A graduate of Yale University, Blake speaks mangled Arabic and French, is an avid runner, and lives in Washington with his wife, musician Sandy Choi, and their toddler, David. Follow him on Twitter @blakehounshell.| Passport |
Josh Rogin covers national security and foreign policy and writes the daily Web column The Cable. His column appears bi-weekly in the print edition of The Washington Post. He can be reached for comments or tips at email@example.com.
Previously, Josh covered defense and foreign policy as a staff writer for Congressional Quarterly, writing extensively on Iraq, Afghanistan, Guantánamo Bay, U.S.-Asia relations, defense budgeting and appropriations, and the defense lobbying and contracting industries. Prior to that, he covered military modernization, cyber warfare, space, and missile defense for Federal Computer Week Magazine. He has also served as Pentagon Staff Reporter for the Asahi Shimbun, Japan's leading daily newspaper, in its Washington, D.C., bureau, where he reported on U.S.-Japan relations, Chinese military modernization, the North Korean nuclear crisis, and more.
A graduate of George Washington University's Elliott School of International Affairs, Josh lived in Yokohama, Japan, and studied at Tokyo's Sophia University. He speaks conversational Japanese and has reported from the region. He has also worked at the House International Relations Committee, the Embassy of Japan, and the Brookings Institution.

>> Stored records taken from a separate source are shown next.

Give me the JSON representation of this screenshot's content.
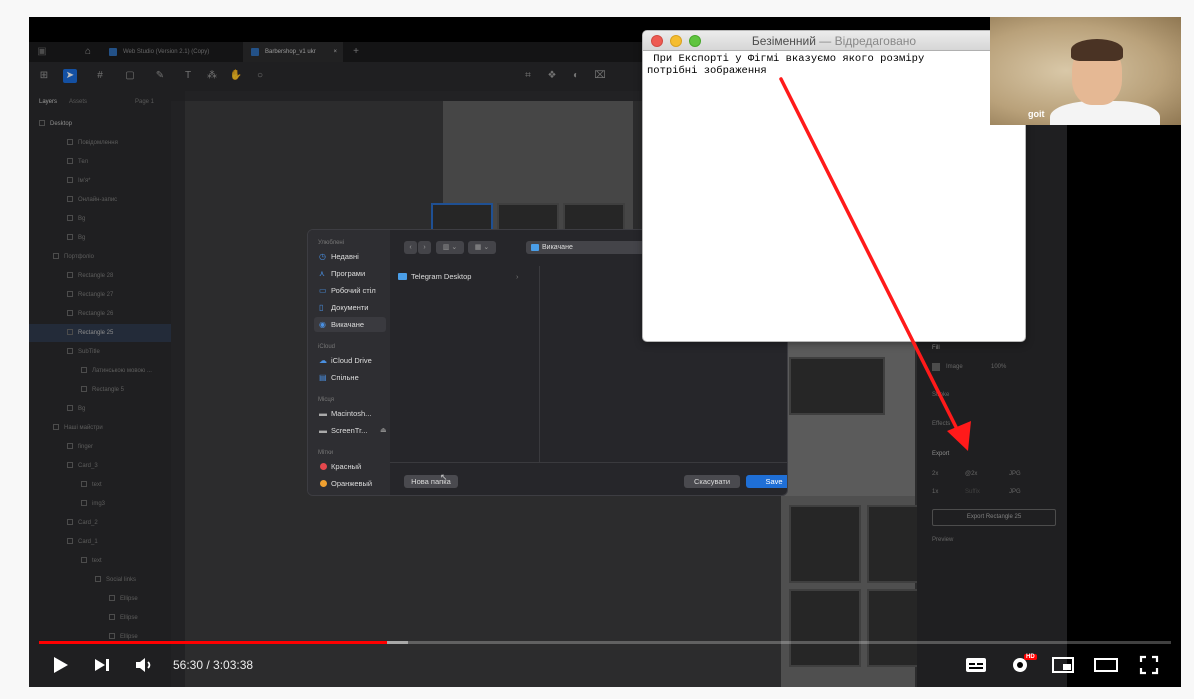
{
  "figma": {
    "tabs": [
      {
        "label": "Web Studio (Version 2.1) (Copy)"
      },
      {
        "label": "Barbershop_v1 ukr"
      }
    ],
    "panel_tabs": {
      "layers": "Layers",
      "assets": "Assets",
      "page": "Page 1"
    },
    "layers": [
      {
        "label": "Desktop",
        "indent": 0,
        "style": "bold"
      },
      {
        "label": "Повідомлення",
        "indent": 2
      },
      {
        "label": "Тел",
        "indent": 2
      },
      {
        "label": "Ім'я*",
        "indent": 2
      },
      {
        "label": "Онлайн-запис",
        "indent": 2
      },
      {
        "label": "Bg",
        "indent": 2
      },
      {
        "label": "Bg",
        "indent": 2
      },
      {
        "label": "Портфоліо",
        "indent": 1
      },
      {
        "label": "Rectangle 28",
        "indent": 2
      },
      {
        "label": "Rectangle 27",
        "indent": 2
      },
      {
        "label": "Rectangle 26",
        "indent": 2
      },
      {
        "label": "Rectangle 25",
        "indent": 2,
        "style": "sel"
      },
      {
        "label": "SubTitle",
        "indent": 2
      },
      {
        "label": "Латинською мовою ...",
        "indent": 3
      },
      {
        "label": "Rectangle 5",
        "indent": 3
      },
      {
        "label": "Bg",
        "indent": 2
      },
      {
        "label": "Наші майстри",
        "indent": 1
      },
      {
        "label": "finger",
        "indent": 2
      },
      {
        "label": "Card_3",
        "indent": 2
      },
      {
        "label": "text",
        "indent": 3
      },
      {
        "label": "img3",
        "indent": 3
      },
      {
        "label": "Card_2",
        "indent": 2
      },
      {
        "label": "Card_1",
        "indent": 2
      },
      {
        "label": "text",
        "indent": 3
      },
      {
        "label": "Social links",
        "indent": 4
      },
      {
        "label": "Ellipse",
        "indent": 5
      },
      {
        "label": "Ellipse",
        "indent": 5
      },
      {
        "label": "Ellipse",
        "indent": 5
      }
    ],
    "right_panel": {
      "fill_label": "Fill",
      "fill_type": "Image",
      "fill_opacity": "100%",
      "stroke_label": "Stroke",
      "effects_label": "Effects",
      "export_label": "Export",
      "export_rows": [
        {
          "scale": "2x",
          "suffix": "@2x",
          "format": "JPG"
        },
        {
          "scale": "1x",
          "suffix": "Suffix",
          "format": "JPG"
        }
      ],
      "export_button": "Export Rectangle 25",
      "preview_label": "Preview"
    }
  },
  "dialog": {
    "sidebar": {
      "favorites_heading": "Улюблені",
      "favorites": [
        {
          "label": "Недавні",
          "icon": "clock-icon"
        },
        {
          "label": "Програми",
          "icon": "apps-icon"
        },
        {
          "label": "Робочий стіл",
          "icon": "desktop-icon"
        },
        {
          "label": "Документи",
          "icon": "document-icon"
        },
        {
          "label": "Викачане",
          "icon": "download-icon"
        }
      ],
      "icloud_heading": "iCloud",
      "icloud": [
        {
          "label": "iCloud Drive",
          "icon": "cloud-icon"
        },
        {
          "label": "Спільне",
          "icon": "shared-folder-icon"
        }
      ],
      "locations_heading": "Місця",
      "locations": [
        {
          "label": "Macintosh...",
          "icon": "disk-icon"
        },
        {
          "label": "ScreenTr...",
          "icon": "disk-icon"
        }
      ],
      "tags_heading": "Мітки",
      "tags": [
        {
          "label": "Красный",
          "color": "#e5484d"
        },
        {
          "label": "Оранжевый",
          "color": "#f0a030"
        }
      ]
    },
    "location": "Викачане",
    "files": [
      {
        "label": "Telegram Desktop"
      }
    ],
    "new_folder_button": "Нова папка",
    "cancel_button": "Скасувати",
    "save_button": "Save"
  },
  "textedit": {
    "title": "Безіменний",
    "title_status": "Відредаговано",
    "line1": " При Експорті у Фігмі вказуємо якого розміру",
    "line2": "потрібні зображення"
  },
  "webcam": {
    "watermark": "goit"
  },
  "player": {
    "time_current": "56:30",
    "time_total": "3:03:38",
    "progress": 0.3075,
    "hd_badge": "HD",
    "accent_color": "#ff0000"
  }
}
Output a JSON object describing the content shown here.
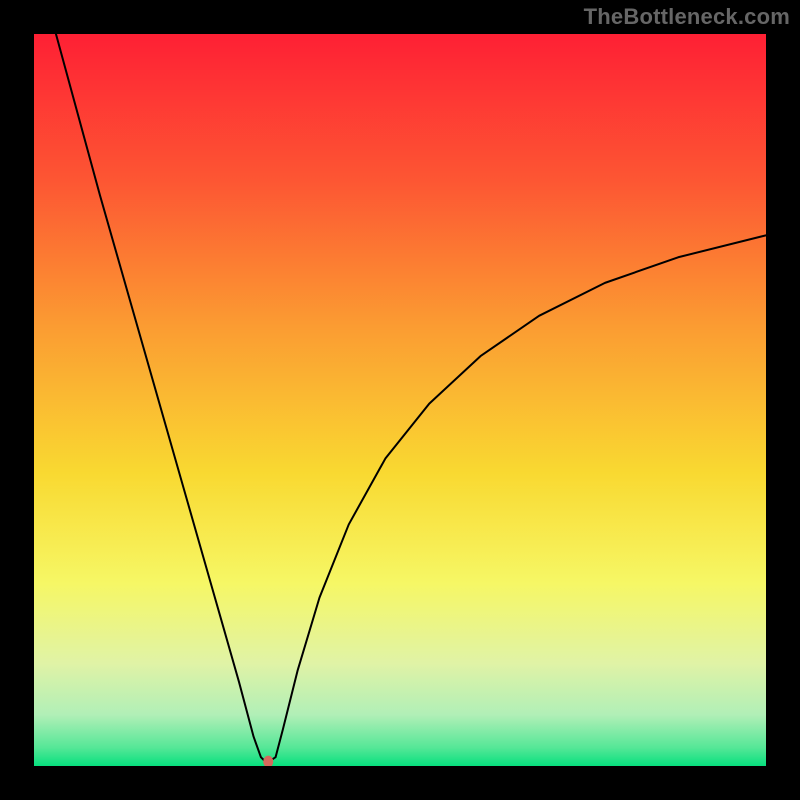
{
  "watermark": "TheBottleneck.com",
  "chart_data": {
    "type": "line",
    "title": "",
    "xlabel": "",
    "ylabel": "",
    "xlim": [
      0,
      100
    ],
    "ylim": [
      0,
      100
    ],
    "grid": false,
    "legend": false,
    "background_gradient": {
      "direction": "vertical",
      "stops": [
        {
          "offset": 0.0,
          "color": "#fe2034"
        },
        {
          "offset": 0.2,
          "color": "#fd5633"
        },
        {
          "offset": 0.4,
          "color": "#fb9c32"
        },
        {
          "offset": 0.6,
          "color": "#f9d931"
        },
        {
          "offset": 0.75,
          "color": "#f6f765"
        },
        {
          "offset": 0.86,
          "color": "#e0f3a6"
        },
        {
          "offset": 0.93,
          "color": "#b1efb7"
        },
        {
          "offset": 0.975,
          "color": "#55e797"
        },
        {
          "offset": 1.0,
          "color": "#07e07e"
        }
      ]
    },
    "series": [
      {
        "name": "bottleneck-curve",
        "color": "#000000",
        "width": 2,
        "x": [
          3.0,
          6.0,
          9.0,
          12.0,
          15.0,
          18.0,
          21.0,
          24.0,
          26.0,
          28.0,
          30.0,
          31.0,
          31.8,
          33.0,
          34.0,
          36.0,
          39.0,
          43.0,
          48.0,
          54.0,
          61.0,
          69.0,
          78.0,
          88.0,
          100.0
        ],
        "y": [
          100.0,
          89.0,
          78.0,
          67.5,
          57.0,
          46.5,
          36.0,
          25.5,
          18.5,
          11.5,
          4.0,
          1.2,
          0.4,
          1.2,
          5.0,
          13.0,
          23.0,
          33.0,
          42.0,
          49.5,
          56.0,
          61.5,
          66.0,
          69.5,
          72.5
        ]
      }
    ],
    "marker": {
      "name": "min-bottleneck-marker",
      "x": 32.0,
      "y": 0.6,
      "color": "#d46a5d",
      "rx": 5,
      "ry": 6
    }
  }
}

Josh's reporting has been featured on CNN, MSNBC, C-Span, CBS, ABC, NPR, WTOP, and several other outlets. He was a 2008-2009 National Press Foundation's Paul Miller Washington Reporting Fellow, 2009 military reporting fellow with the Knight Center for Specialized Journalism and the 2011 recipient of the InterAction Award for Excellence in International Reporting. He hails from Philadelphia and lives in Washington, D.C.| The Cable |